Despite this, the main thrust of Yang et al is to point out the differences between the behaviour of Arctic and Antarctic sea ice extent. They say that contrary to what was happening in the north and in the face of global warming the extent of Antarctic sea ice showed an increasing trend during 1979–2015, followed by an abrupt decrease. Using ice cores they find that for the entire Antarctic there is a decreasing trend in ice-extent of −0.03° per decade, which is not a lot, for the 20th century, with a rapid decline in the mid-1950s. It was not until the early 1980s that the observed increasing trend occurred.

Yang however do not tell the whole story in that it omits to say that whilst there was a decline in Antarctic Ice it was short lived and as Simmonds and Li write in the Annals of the New York Academy of Sciences 2021 the Antarctic sea-ice extent increased up to 2014, then commenced a remarkable retreat (the annual mean ice extent decreased by 2.03 million sq km in the 3 years to 2017), and subsequently increased to near its long-term average value in 2020.

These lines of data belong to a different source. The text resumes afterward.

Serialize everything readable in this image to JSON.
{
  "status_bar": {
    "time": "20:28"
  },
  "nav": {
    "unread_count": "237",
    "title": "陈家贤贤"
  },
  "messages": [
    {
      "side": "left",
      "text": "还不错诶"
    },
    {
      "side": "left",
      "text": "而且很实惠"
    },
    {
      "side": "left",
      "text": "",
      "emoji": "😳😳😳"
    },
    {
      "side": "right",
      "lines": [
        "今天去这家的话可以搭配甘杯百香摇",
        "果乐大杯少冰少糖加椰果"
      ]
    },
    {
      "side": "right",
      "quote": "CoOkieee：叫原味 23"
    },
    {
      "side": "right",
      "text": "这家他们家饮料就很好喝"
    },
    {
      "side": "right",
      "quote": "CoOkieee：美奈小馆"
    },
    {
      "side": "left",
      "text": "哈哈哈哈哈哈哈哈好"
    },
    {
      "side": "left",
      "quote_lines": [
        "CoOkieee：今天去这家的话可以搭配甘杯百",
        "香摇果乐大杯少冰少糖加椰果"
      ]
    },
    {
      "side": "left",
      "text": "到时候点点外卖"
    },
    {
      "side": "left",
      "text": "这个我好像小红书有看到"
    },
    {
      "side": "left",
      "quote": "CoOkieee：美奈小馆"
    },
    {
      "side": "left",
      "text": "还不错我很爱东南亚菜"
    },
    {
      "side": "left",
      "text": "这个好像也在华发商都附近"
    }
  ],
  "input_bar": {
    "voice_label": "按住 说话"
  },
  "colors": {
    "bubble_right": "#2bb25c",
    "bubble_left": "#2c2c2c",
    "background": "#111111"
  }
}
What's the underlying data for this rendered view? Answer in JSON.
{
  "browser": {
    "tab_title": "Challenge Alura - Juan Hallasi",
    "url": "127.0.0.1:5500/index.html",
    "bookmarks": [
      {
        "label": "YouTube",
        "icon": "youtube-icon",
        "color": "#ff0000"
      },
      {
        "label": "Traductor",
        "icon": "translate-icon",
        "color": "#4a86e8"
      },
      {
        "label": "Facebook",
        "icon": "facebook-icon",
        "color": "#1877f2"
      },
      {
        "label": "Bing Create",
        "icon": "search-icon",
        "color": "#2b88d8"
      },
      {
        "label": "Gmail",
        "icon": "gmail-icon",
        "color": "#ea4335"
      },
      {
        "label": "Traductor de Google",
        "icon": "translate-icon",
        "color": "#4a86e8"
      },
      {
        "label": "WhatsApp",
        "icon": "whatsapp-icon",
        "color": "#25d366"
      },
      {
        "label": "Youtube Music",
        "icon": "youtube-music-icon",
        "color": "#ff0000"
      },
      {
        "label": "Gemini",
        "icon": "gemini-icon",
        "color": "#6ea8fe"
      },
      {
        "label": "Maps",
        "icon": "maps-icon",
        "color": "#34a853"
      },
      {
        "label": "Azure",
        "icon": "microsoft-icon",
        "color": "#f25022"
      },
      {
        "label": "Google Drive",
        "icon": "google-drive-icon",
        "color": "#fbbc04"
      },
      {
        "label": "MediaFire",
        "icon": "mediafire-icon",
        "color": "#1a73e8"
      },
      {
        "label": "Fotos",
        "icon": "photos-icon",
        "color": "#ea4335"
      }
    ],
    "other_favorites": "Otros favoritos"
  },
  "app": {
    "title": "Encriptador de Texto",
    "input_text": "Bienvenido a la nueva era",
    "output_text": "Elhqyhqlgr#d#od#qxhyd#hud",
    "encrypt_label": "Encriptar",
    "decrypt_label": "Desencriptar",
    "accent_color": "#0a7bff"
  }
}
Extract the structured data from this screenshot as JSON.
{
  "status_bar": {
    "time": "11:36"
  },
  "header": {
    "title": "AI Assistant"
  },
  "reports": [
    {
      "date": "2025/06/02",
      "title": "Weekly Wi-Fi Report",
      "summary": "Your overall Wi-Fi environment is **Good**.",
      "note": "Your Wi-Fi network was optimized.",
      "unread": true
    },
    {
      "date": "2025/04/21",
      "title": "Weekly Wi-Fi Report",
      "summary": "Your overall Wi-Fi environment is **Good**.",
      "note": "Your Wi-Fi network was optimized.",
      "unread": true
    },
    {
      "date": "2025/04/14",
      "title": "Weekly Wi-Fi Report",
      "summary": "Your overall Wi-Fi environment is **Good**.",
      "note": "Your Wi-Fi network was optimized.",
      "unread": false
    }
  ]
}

Polar events are globally important, Marcianesi at al 2021 writing in Polar Science point out that the overall warming effect due to Arctic land and ocean albedo change corresponds to adding about 44% to the direct effect of human CO2 emissions during the same period with a global effect.

The climate models used to analyse the polar regions and provide future trajectories are not as good as some think they are. Cai et al writing in the Journal of Climate examine the near-surface mean temperatures in the Arctic as predicted by 22 models participating in phase 6 of the Coupled Model Intercomparison Project (CMIP6). The models it must be said leave a lot to be desired when it comes to one of their primary functions which is to provide a way to see what might happen in the future. Most of them underestimate the observed mean temperature in the Arctic during 1979–2014 and it’s clear that there is a very large model spread and uncertainties exist in the CMIP6 models.

Undaunted by this Diebold and Rudebusch produce forecasts of Arctic sea ice extent for the rest of this century. Their best fitting statistical model indicates that overall sea ice coverage is declining at an increasing rate which is an interesting conclusion when one views the data of the past decade! They estimate an almost a 60 percent chance of an effectively ice-free Arctic Ocean sometime during the 2030s—much earlier than the average projection from other global climate models. Ravindran et al 2021 writing in Polar Science expect ice-free conditions during September by the year 2050.

Putting the Arctic sea-ice variability into a longer perspective few realise that during the early 20th century the Arctic experienced a period of remarkable warming which is not well understood. Aizawa et al reporting in Geophysical Research Letters use what they call a “state-of-the-art” climate model that appears to successfully reproduce the warming event using internal climate variability and the influences of the Sun and volcanoes, in doing so it casts light on the balance of the effects on the region today.

A Longer Pattern?

Looking on the longer term Helama et al in Climate Dynamics 2021 note that Holocene climate variability is punctuated by episodic climatic events such as the Little Ice Age (LIA) predating the industrial-era warming. Their dates and causes are controversial. Even more crucially they add, it is uncertain whether earlier events represent climatic regimes similar to the LIA. So they analyse a new 7500-year long palaeoclimate record tailored to detect LIA-like climatic regimes from northern European tree-ring data.

As well as the actual 17th Century LIA, they found many 100–800 year periods with cold temperatures combined with clear sky conditions from 540 CE, 1670 BCE, 3240 BCE and 5450 BCE onwards. In total these LIA-like regimes covered 20% of the study period. They notes that the ongoing decline in Arctic sea-ice extent is mirrored in their data which shows reversal of LIA-like conditions since the late nineteenth century.

So in a real sense the Arctic sea-ice extent is an emblem of climate change and the various forces contributing to it. Today, as the well-defined ice edge that stretches along most of the Russian side of the Arctic Ocean starts to freeze, the only certain thing is the oncoming cold and dark.